- Ground cherries (also known as dwarf cape gooseberries or strawberry tomatoes) — 2.7 grams per cup, 5 percent daily value
- Mamey sapote — 2.5 grams per cup, 5 percent daily value
- Cherimoya — 2.5 grams per cup, 5 percent daily value
- Dried mango — 2.5 grams per 100 grams, 5 percent daily value
- Fried yellow plantains — 2.4 grams per cup, 5 percent daily value
- Breadfruit — 2.4 grams per cup, 5 percent daily value
- Lemons — 2.3 grams per cup, 5 percent daily value
- Soursop — 2.3 grams per cup, 5 percent daily value
- Frozen loganberries — 2.2 grams per cup, 4 percent daily value
- Apricots — 2.2 grams per cup, 4 percent daily value
- Kiwifruit — 2.1 grams per cup, 4 percent daily value
- Blackberries — 2 grams per cup, 4 percent daily value
- Mulberries — 2 grams per cup, 4 percent daily value
Protein fruits with less than 2 grams of protein per cup
- Casaba melon — 1.9 grams per cup, 4 percent daily value
- Oranges — 1.7 grams per cup, 3 percent daily value
- Bananas — 1.6 grams per cup, 3 percent daily value
- Tangerines — 1.6 grams per cup, 3 percent daily value

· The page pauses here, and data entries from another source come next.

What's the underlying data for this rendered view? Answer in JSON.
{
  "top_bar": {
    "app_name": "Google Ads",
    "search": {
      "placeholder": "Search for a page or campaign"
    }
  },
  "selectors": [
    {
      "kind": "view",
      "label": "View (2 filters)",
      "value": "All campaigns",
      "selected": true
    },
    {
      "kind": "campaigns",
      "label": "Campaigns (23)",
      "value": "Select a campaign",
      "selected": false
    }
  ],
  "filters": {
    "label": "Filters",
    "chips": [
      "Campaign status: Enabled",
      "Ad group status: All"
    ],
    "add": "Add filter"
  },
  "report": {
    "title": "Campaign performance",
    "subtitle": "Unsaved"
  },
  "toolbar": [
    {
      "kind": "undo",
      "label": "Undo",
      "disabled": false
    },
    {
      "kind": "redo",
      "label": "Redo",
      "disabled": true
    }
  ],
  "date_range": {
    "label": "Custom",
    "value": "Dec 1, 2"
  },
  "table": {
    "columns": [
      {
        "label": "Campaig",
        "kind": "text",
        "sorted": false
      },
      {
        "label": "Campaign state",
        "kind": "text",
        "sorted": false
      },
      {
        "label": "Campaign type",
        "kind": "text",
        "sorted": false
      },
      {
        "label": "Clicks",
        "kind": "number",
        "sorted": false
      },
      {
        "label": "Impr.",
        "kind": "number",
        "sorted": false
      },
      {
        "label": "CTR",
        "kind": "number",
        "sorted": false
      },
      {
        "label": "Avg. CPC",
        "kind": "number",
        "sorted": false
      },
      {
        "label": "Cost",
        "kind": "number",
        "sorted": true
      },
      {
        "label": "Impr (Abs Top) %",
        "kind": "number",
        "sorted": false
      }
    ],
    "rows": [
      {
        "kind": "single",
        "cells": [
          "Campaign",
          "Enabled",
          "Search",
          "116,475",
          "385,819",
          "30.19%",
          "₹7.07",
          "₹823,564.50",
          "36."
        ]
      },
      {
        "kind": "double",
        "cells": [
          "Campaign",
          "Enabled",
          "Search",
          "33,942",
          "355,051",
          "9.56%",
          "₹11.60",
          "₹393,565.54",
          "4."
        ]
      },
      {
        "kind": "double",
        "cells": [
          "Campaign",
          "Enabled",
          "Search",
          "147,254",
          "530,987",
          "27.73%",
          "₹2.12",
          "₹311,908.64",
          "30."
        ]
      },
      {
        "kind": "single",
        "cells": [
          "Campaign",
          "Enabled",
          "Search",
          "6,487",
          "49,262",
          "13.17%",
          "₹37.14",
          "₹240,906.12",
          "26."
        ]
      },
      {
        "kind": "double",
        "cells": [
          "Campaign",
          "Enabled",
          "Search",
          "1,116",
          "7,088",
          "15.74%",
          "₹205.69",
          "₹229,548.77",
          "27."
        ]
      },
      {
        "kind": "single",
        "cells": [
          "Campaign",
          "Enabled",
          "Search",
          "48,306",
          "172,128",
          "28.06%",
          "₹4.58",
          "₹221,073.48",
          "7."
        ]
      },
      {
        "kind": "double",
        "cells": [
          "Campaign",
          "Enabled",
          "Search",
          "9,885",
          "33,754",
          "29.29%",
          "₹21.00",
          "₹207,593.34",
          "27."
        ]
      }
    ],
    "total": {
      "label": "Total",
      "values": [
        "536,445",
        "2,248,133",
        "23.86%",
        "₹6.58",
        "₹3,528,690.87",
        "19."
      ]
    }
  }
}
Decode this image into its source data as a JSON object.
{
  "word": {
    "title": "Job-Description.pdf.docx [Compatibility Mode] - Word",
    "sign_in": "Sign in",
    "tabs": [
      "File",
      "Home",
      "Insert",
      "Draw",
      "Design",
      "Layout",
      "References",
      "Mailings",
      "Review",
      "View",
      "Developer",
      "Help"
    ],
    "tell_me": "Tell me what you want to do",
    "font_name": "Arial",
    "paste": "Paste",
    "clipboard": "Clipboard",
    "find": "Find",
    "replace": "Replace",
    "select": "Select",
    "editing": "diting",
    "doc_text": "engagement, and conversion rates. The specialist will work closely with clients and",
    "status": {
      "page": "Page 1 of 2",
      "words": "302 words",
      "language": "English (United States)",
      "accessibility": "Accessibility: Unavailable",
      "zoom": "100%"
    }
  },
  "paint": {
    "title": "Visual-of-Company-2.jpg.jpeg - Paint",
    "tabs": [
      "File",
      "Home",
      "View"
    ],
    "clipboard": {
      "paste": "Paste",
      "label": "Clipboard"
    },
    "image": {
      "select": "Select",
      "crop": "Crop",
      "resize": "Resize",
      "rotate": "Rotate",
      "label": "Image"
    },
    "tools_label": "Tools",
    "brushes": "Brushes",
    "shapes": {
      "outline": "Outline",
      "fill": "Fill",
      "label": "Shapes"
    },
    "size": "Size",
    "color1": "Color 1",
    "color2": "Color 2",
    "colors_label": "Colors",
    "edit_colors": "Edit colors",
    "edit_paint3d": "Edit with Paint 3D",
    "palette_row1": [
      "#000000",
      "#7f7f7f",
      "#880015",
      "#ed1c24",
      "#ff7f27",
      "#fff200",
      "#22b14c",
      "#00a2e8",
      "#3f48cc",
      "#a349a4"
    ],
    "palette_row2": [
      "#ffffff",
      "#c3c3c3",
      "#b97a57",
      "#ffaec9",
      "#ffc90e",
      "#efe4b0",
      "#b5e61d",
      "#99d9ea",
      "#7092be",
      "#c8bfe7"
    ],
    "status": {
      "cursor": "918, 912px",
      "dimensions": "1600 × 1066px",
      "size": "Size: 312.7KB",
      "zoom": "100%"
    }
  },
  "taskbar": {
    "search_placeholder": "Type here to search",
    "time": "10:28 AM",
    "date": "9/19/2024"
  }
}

- Sweet cherries — 1.6 grams per cup, 3 percent daily value
- Raspberries — 1.5 grams per cup, 3 percent daily value
- Cantaloupe — 1.5 grams per cup, 3 percent daily value
- Nectarines — 1.5 grams per cup, 3 percent daily value
- Fresh mangoes — 1.4 grams per cup, 3 percent daily value
- Grapefruit — 1.4 grams per cup, 3 percent daily value
- Yellow peaches — 1.4 grams per cup, 3 percent daily value
- Plums — 1.2 grams per cup, 2 percent daily value
- Strawberries — 1.1 grams per cup, 2 percent daily value
- Red or green grapes — 1.1 grams per cup, 2 percent daily value
- Blueberries — 1.1 grams per cup, 2 percent daily value
- Fuyu persimmon — 1 gram per cup, 2 percent daily value
- Prunes – 1 gram per ounce, 2 percent daily value
- Watermelon — 0.9 grams per cup, 2 percent daily value
- Pineapple — 0.9 grams per cup, 2 percent daily value
High-protein fruits are just one aspect of a healthy diet. Give your body the nourishment it needs in the most convenient way possible by subscribing to Fresh N Lean. We make our chef-prepared meals with organic ingredients and deliver them to your front door.